> [Description of the task]: Among the entries below, find the lines that hold the word "indicator" and report them.

** Source data follows **

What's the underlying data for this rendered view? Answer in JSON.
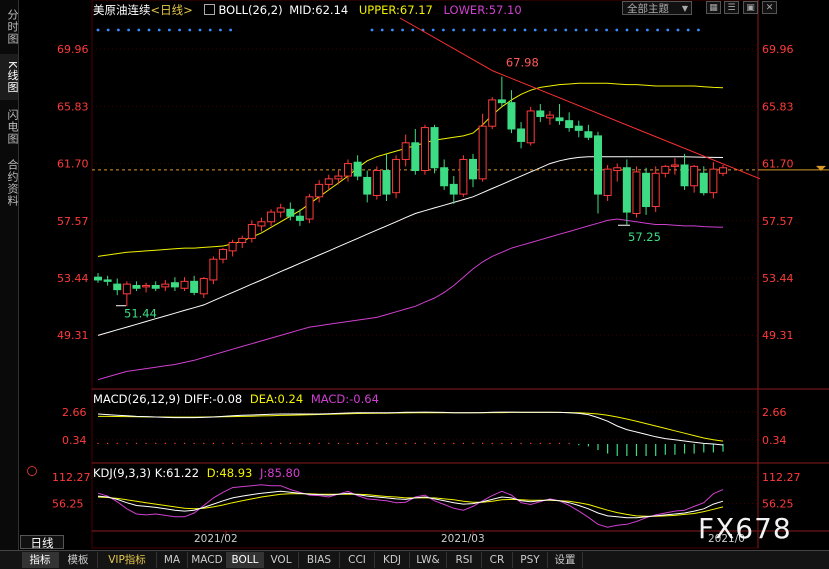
{
  "left_rail": [
    {
      "label": "分时图",
      "active": false
    },
    {
      "label": "K线图",
      "active": true
    },
    {
      "label": "闪电图",
      "active": false
    },
    {
      "label": "合约资料",
      "active": false
    }
  ],
  "header": {
    "instrument": "美原油连续",
    "period": "<日线>",
    "indicator": "BOLL(26,2)",
    "mid": "MID:62.14",
    "upper": "UPPER:67.17",
    "lower": "LOWER:57.10",
    "theme": "全部主题",
    "theme_arrow": "▼"
  },
  "macd_header": {
    "name": "MACD(26,12,9)",
    "diff": "DIFF:-0.08",
    "dea": "DEA:0.24",
    "macd": "MACD:-0.64"
  },
  "kdj_header": {
    "name": "KDJ(9,3,3)",
    "k": "K:61.22",
    "d": "D:48.93",
    "j": "J:85.80"
  },
  "date_labels": [
    "2021/02",
    "2021/03",
    "2021/0"
  ],
  "period_label": "日线",
  "bottom_tabs": [
    {
      "label": "指标",
      "active": true
    },
    {
      "label": "模板",
      "active": false
    },
    {
      "label": "VIP指标",
      "active": false,
      "vip": true
    },
    {
      "label": "MA",
      "active": false
    },
    {
      "label": "MACD",
      "active": false
    },
    {
      "label": "BOLL",
      "active": true
    },
    {
      "label": "VOL",
      "active": false
    },
    {
      "label": "BIAS",
      "active": false
    },
    {
      "label": "CCI",
      "active": false
    },
    {
      "label": "KDJ",
      "active": false
    },
    {
      "label": "LW&",
      "active": false
    },
    {
      "label": "RSI",
      "active": false
    },
    {
      "label": "CR",
      "active": false
    },
    {
      "label": "PSY",
      "active": false
    },
    {
      "label": "设置",
      "active": false
    }
  ],
  "watermark": "FX678",
  "colors": {
    "up": "#ff3b3b",
    "down": "#3ddc84",
    "upper": "#f2f200",
    "mid": "#ffffff",
    "lower": "#d040d0",
    "axis": "#ff3b3b",
    "trend": "#ff3030",
    "dea": "#f2f200",
    "diff": "#ffffff"
  },
  "chart_data": [
    {
      "type": "candlestick",
      "title": "美原油连续 <日线>",
      "indicator": "BOLL(26,2)",
      "ylim": [
        45.5,
        72.5
      ],
      "y_ticks": [
        "69.96",
        "65.83",
        "61.70",
        "57.57",
        "53.44",
        "49.31"
      ],
      "current_price": 61.25,
      "annotations": [
        {
          "text": "67.98",
          "value": 67.98,
          "type": "high"
        },
        {
          "text": "51.44",
          "value": 51.44,
          "type": "low"
        },
        {
          "text": "57.25",
          "value": 57.25,
          "type": "low"
        }
      ],
      "candles": [
        {
          "o": 53.5,
          "h": 53.8,
          "l": 53.1,
          "c": 53.3
        },
        {
          "o": 53.3,
          "h": 53.6,
          "l": 52.9,
          "c": 53.2
        },
        {
          "o": 53.0,
          "h": 53.4,
          "l": 52.2,
          "c": 52.6
        },
        {
          "o": 52.3,
          "h": 53.2,
          "l": 51.4,
          "c": 53.0
        },
        {
          "o": 52.9,
          "h": 53.2,
          "l": 52.5,
          "c": 52.7
        },
        {
          "o": 52.8,
          "h": 53.1,
          "l": 52.4,
          "c": 52.9
        },
        {
          "o": 52.9,
          "h": 53.2,
          "l": 52.5,
          "c": 52.7
        },
        {
          "o": 52.8,
          "h": 53.3,
          "l": 52.5,
          "c": 53.0
        },
        {
          "o": 53.1,
          "h": 53.5,
          "l": 52.5,
          "c": 52.8
        },
        {
          "o": 52.7,
          "h": 53.5,
          "l": 52.5,
          "c": 53.2
        },
        {
          "o": 53.2,
          "h": 53.6,
          "l": 52.2,
          "c": 52.4
        },
        {
          "o": 52.3,
          "h": 53.5,
          "l": 52.0,
          "c": 53.4
        },
        {
          "o": 53.3,
          "h": 55.0,
          "l": 53.0,
          "c": 54.8
        },
        {
          "o": 54.8,
          "h": 55.6,
          "l": 54.5,
          "c": 55.5
        },
        {
          "o": 55.4,
          "h": 56.2,
          "l": 55.0,
          "c": 56.0
        },
        {
          "o": 56.0,
          "h": 56.5,
          "l": 55.6,
          "c": 56.3
        },
        {
          "o": 56.3,
          "h": 57.6,
          "l": 56.0,
          "c": 57.3
        },
        {
          "o": 57.2,
          "h": 57.8,
          "l": 56.8,
          "c": 57.5
        },
        {
          "o": 57.5,
          "h": 58.4,
          "l": 57.2,
          "c": 58.2
        },
        {
          "o": 58.2,
          "h": 58.8,
          "l": 57.8,
          "c": 58.5
        },
        {
          "o": 58.4,
          "h": 58.9,
          "l": 57.6,
          "c": 57.9
        },
        {
          "o": 57.9,
          "h": 58.4,
          "l": 57.2,
          "c": 57.6
        },
        {
          "o": 57.7,
          "h": 59.5,
          "l": 57.4,
          "c": 59.3
        },
        {
          "o": 59.3,
          "h": 60.5,
          "l": 58.9,
          "c": 60.2
        },
        {
          "o": 60.2,
          "h": 60.9,
          "l": 59.8,
          "c": 60.6
        },
        {
          "o": 60.6,
          "h": 61.2,
          "l": 60.2,
          "c": 60.8
        },
        {
          "o": 60.8,
          "h": 62.0,
          "l": 60.4,
          "c": 61.7
        },
        {
          "o": 61.8,
          "h": 62.3,
          "l": 60.5,
          "c": 60.8
        },
        {
          "o": 60.7,
          "h": 61.2,
          "l": 58.9,
          "c": 59.5
        },
        {
          "o": 59.4,
          "h": 61.5,
          "l": 59.1,
          "c": 61.2
        },
        {
          "o": 61.2,
          "h": 62.4,
          "l": 59.0,
          "c": 59.5
        },
        {
          "o": 59.6,
          "h": 62.3,
          "l": 59.2,
          "c": 62.0
        },
        {
          "o": 62.0,
          "h": 63.8,
          "l": 61.5,
          "c": 63.2
        },
        {
          "o": 63.2,
          "h": 64.2,
          "l": 60.9,
          "c": 61.2
        },
        {
          "o": 61.2,
          "h": 64.5,
          "l": 60.9,
          "c": 64.3
        },
        {
          "o": 64.3,
          "h": 64.5,
          "l": 61.0,
          "c": 61.4
        },
        {
          "o": 61.4,
          "h": 62.0,
          "l": 59.8,
          "c": 60.1
        },
        {
          "o": 60.2,
          "h": 60.8,
          "l": 58.8,
          "c": 59.5
        },
        {
          "o": 59.5,
          "h": 62.3,
          "l": 59.3,
          "c": 62.0
        },
        {
          "o": 62.0,
          "h": 62.4,
          "l": 60.0,
          "c": 60.6
        },
        {
          "o": 60.6,
          "h": 65.3,
          "l": 60.4,
          "c": 64.4
        },
        {
          "o": 64.4,
          "h": 66.5,
          "l": 64.2,
          "c": 66.3
        },
        {
          "o": 66.3,
          "h": 67.98,
          "l": 65.8,
          "c": 66.1
        },
        {
          "o": 66.1,
          "h": 67.0,
          "l": 63.9,
          "c": 64.2
        },
        {
          "o": 64.2,
          "h": 64.7,
          "l": 62.8,
          "c": 63.3
        },
        {
          "o": 63.2,
          "h": 65.8,
          "l": 63.0,
          "c": 65.5
        },
        {
          "o": 65.5,
          "h": 66.0,
          "l": 64.7,
          "c": 65.1
        },
        {
          "o": 65.0,
          "h": 65.5,
          "l": 64.5,
          "c": 65.2
        },
        {
          "o": 65.0,
          "h": 66.0,
          "l": 64.5,
          "c": 64.8
        },
        {
          "o": 64.8,
          "h": 65.4,
          "l": 64.0,
          "c": 64.3
        },
        {
          "o": 64.4,
          "h": 64.8,
          "l": 63.6,
          "c": 64.1
        },
        {
          "o": 64.0,
          "h": 64.5,
          "l": 63.4,
          "c": 63.6
        },
        {
          "o": 63.7,
          "h": 64.0,
          "l": 58.1,
          "c": 59.5
        },
        {
          "o": 59.4,
          "h": 61.6,
          "l": 59.0,
          "c": 61.3
        },
        {
          "o": 61.2,
          "h": 61.7,
          "l": 60.4,
          "c": 61.4
        },
        {
          "o": 61.4,
          "h": 62.0,
          "l": 57.3,
          "c": 58.2
        },
        {
          "o": 58.1,
          "h": 61.5,
          "l": 57.8,
          "c": 61.1
        },
        {
          "o": 61.0,
          "h": 61.4,
          "l": 58.0,
          "c": 58.6
        },
        {
          "o": 58.6,
          "h": 61.5,
          "l": 58.2,
          "c": 61.0
        },
        {
          "o": 61.0,
          "h": 61.6,
          "l": 60.7,
          "c": 61.5
        },
        {
          "o": 61.5,
          "h": 62.1,
          "l": 60.9,
          "c": 61.6
        },
        {
          "o": 61.6,
          "h": 62.4,
          "l": 59.8,
          "c": 60.1
        },
        {
          "o": 60.1,
          "h": 61.6,
          "l": 59.6,
          "c": 61.5
        },
        {
          "o": 61.0,
          "h": 61.5,
          "l": 59.4,
          "c": 59.6
        },
        {
          "o": 59.6,
          "h": 61.8,
          "l": 59.2,
          "c": 61.3
        },
        {
          "o": 61.0,
          "h": 61.6,
          "l": 60.8,
          "c": 61.4
        }
      ],
      "upper": [
        55.0,
        55.1,
        55.2,
        55.3,
        55.35,
        55.4,
        55.45,
        55.5,
        55.55,
        55.6,
        55.6,
        55.65,
        55.7,
        55.75,
        55.9,
        56.1,
        56.4,
        56.7,
        57.1,
        57.5,
        57.9,
        58.3,
        58.8,
        59.3,
        59.8,
        60.3,
        60.8,
        61.4,
        61.9,
        62.2,
        62.4,
        62.6,
        62.8,
        63.0,
        63.2,
        63.4,
        63.5,
        63.6,
        63.7,
        63.9,
        64.5,
        65.2,
        65.8,
        66.3,
        66.7,
        67.0,
        67.2,
        67.3,
        67.4,
        67.45,
        67.5,
        67.5,
        67.5,
        67.5,
        67.45,
        67.4,
        67.4,
        67.35,
        67.3,
        67.3,
        67.3,
        67.3,
        67.3,
        67.25,
        67.2,
        67.17
      ],
      "mid": [
        49.3,
        49.5,
        49.7,
        49.9,
        50.1,
        50.3,
        50.5,
        50.7,
        50.9,
        51.1,
        51.3,
        51.5,
        51.8,
        52.1,
        52.4,
        52.7,
        53.0,
        53.3,
        53.6,
        53.9,
        54.2,
        54.5,
        54.8,
        55.1,
        55.4,
        55.7,
        56.0,
        56.3,
        56.6,
        56.9,
        57.2,
        57.5,
        57.8,
        58.1,
        58.3,
        58.5,
        58.7,
        58.9,
        59.1,
        59.3,
        59.6,
        59.9,
        60.2,
        60.5,
        60.8,
        61.1,
        61.4,
        61.7,
        61.9,
        62.05,
        62.15,
        62.2,
        62.2,
        62.2,
        62.2,
        62.2,
        62.2,
        62.2,
        62.2,
        62.2,
        62.2,
        62.2,
        62.18,
        62.16,
        62.15,
        62.14
      ],
      "lower": [
        46.1,
        46.3,
        46.5,
        46.7,
        46.8,
        46.9,
        47.0,
        47.1,
        47.2,
        47.35,
        47.5,
        47.7,
        47.9,
        48.1,
        48.3,
        48.5,
        48.7,
        48.9,
        49.1,
        49.3,
        49.5,
        49.7,
        49.9,
        50.0,
        50.1,
        50.2,
        50.3,
        50.4,
        50.5,
        50.6,
        50.8,
        51.0,
        51.2,
        51.4,
        51.7,
        52.0,
        52.4,
        52.9,
        53.5,
        54.1,
        54.6,
        55.0,
        55.3,
        55.6,
        55.8,
        56.0,
        56.2,
        56.4,
        56.6,
        56.8,
        57.0,
        57.2,
        57.4,
        57.6,
        57.7,
        57.6,
        57.5,
        57.4,
        57.3,
        57.3,
        57.25,
        57.2,
        57.2,
        57.15,
        57.12,
        57.1
      ]
    },
    {
      "type": "line",
      "title": "MACD(26,12,9)",
      "ylim": [
        -1.0,
        4.0
      ],
      "y_ticks": [
        "2.66",
        "0.34"
      ],
      "series": [
        {
          "name": "DIFF",
          "values": [
            2.5,
            2.45,
            2.4,
            2.35,
            2.3,
            2.28,
            2.25,
            2.22,
            2.2,
            2.2,
            2.2,
            2.22,
            2.25,
            2.3,
            2.35,
            2.4,
            2.42,
            2.45,
            2.48,
            2.5,
            2.5,
            2.5,
            2.5,
            2.5,
            2.52,
            2.55,
            2.58,
            2.6,
            2.6,
            2.6,
            2.6,
            2.62,
            2.65,
            2.65,
            2.66,
            2.65,
            2.63,
            2.6,
            2.6,
            2.6,
            2.62,
            2.65,
            2.66,
            2.66,
            2.64,
            2.64,
            2.64,
            2.64,
            2.63,
            2.6,
            2.55,
            2.45,
            2.2,
            1.9,
            1.5,
            1.2,
            1.0,
            0.8,
            0.6,
            0.45,
            0.35,
            0.25,
            0.15,
            0.05,
            0.0,
            -0.08
          ]
        },
        {
          "name": "DEA",
          "values": [
            2.3,
            2.3,
            2.29,
            2.28,
            2.27,
            2.26,
            2.25,
            2.25,
            2.24,
            2.24,
            2.24,
            2.25,
            2.26,
            2.27,
            2.28,
            2.3,
            2.32,
            2.34,
            2.36,
            2.38,
            2.4,
            2.42,
            2.44,
            2.46,
            2.48,
            2.5,
            2.52,
            2.54,
            2.55,
            2.56,
            2.57,
            2.58,
            2.59,
            2.6,
            2.6,
            2.6,
            2.6,
            2.6,
            2.6,
            2.6,
            2.61,
            2.62,
            2.62,
            2.63,
            2.63,
            2.63,
            2.63,
            2.63,
            2.63,
            2.62,
            2.6,
            2.56,
            2.5,
            2.4,
            2.25,
            2.08,
            1.9,
            1.7,
            1.5,
            1.3,
            1.1,
            0.9,
            0.7,
            0.5,
            0.35,
            0.24
          ]
        },
        {
          "name": "MACD",
          "values": [
            0.1,
            0.1,
            0.1,
            0.1,
            0.1,
            0.1,
            0.1,
            0.1,
            0.1,
            0.1,
            0.1,
            0.1,
            0.1,
            0.1,
            0.1,
            0.1,
            0.1,
            0.1,
            0.1,
            0.1,
            0.1,
            0.1,
            0.1,
            0.1,
            0.1,
            0.1,
            0.1,
            0.1,
            0.1,
            0.1,
            0.1,
            0.1,
            0.1,
            0.1,
            0.1,
            0.1,
            0.1,
            0.1,
            0.1,
            0.1,
            0.1,
            0.1,
            0.1,
            0.1,
            0.1,
            0.1,
            0.1,
            0.1,
            0.1,
            0.1,
            -0.1,
            -0.2,
            -0.5,
            -0.8,
            -1.0,
            -1.0,
            -1.0,
            -1.0,
            -1.0,
            -0.9,
            -0.9,
            -0.8,
            -0.8,
            -0.7,
            -0.7,
            -0.64
          ]
        }
      ]
    },
    {
      "type": "line",
      "title": "KDJ(9,3,3)",
      "ylim": [
        0,
        140
      ],
      "y_ticks": [
        "112.27",
        "56.25"
      ],
      "series": [
        {
          "name": "K",
          "values": [
            72,
            70,
            65,
            58,
            52,
            50,
            48,
            45,
            42,
            40,
            42,
            48,
            55,
            62,
            68,
            72,
            75,
            78,
            80,
            82,
            80,
            78,
            76,
            75,
            74,
            76,
            78,
            75,
            72,
            70,
            68,
            66,
            65,
            68,
            70,
            66,
            62,
            58,
            55,
            56,
            60,
            65,
            70,
            68,
            62,
            60,
            62,
            64,
            62,
            58,
            52,
            45,
            36,
            30,
            28,
            26,
            26,
            28,
            30,
            32,
            34,
            36,
            40,
            45,
            55,
            61
          ]
        },
        {
          "name": "D",
          "values": [
            70,
            69,
            67,
            64,
            61,
            58,
            55,
            52,
            49,
            46,
            45,
            46,
            49,
            53,
            58,
            62,
            66,
            70,
            73,
            76,
            77,
            77,
            77,
            76,
            76,
            76,
            76,
            76,
            75,
            73,
            71,
            70,
            68,
            68,
            68,
            68,
            66,
            64,
            61,
            59,
            59,
            61,
            64,
            65,
            64,
            63,
            63,
            63,
            62,
            61,
            58,
            54,
            48,
            42,
            37,
            33,
            30,
            29,
            29,
            30,
            31,
            33,
            35,
            39,
            44,
            48.93
          ]
        },
        {
          "name": "J",
          "values": [
            78,
            72,
            60,
            45,
            34,
            32,
            34,
            31,
            28,
            28,
            36,
            52,
            68,
            80,
            90,
            92,
            94,
            96,
            94,
            94,
            86,
            80,
            74,
            73,
            70,
            76,
            82,
            73,
            66,
            64,
            62,
            58,
            59,
            70,
            74,
            62,
            54,
            46,
            42,
            50,
            62,
            73,
            82,
            74,
            58,
            54,
            60,
            66,
            62,
            52,
            40,
            27,
            12,
            6,
            10,
            12,
            18,
            26,
            32,
            36,
            40,
            42,
            50,
            58,
            77,
            85.8
          ]
        }
      ]
    }
  ]
}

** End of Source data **

> [Answer box]:
    "indicator": "BOLL(26,2)",
      "indicator": "BOLL(26,2)",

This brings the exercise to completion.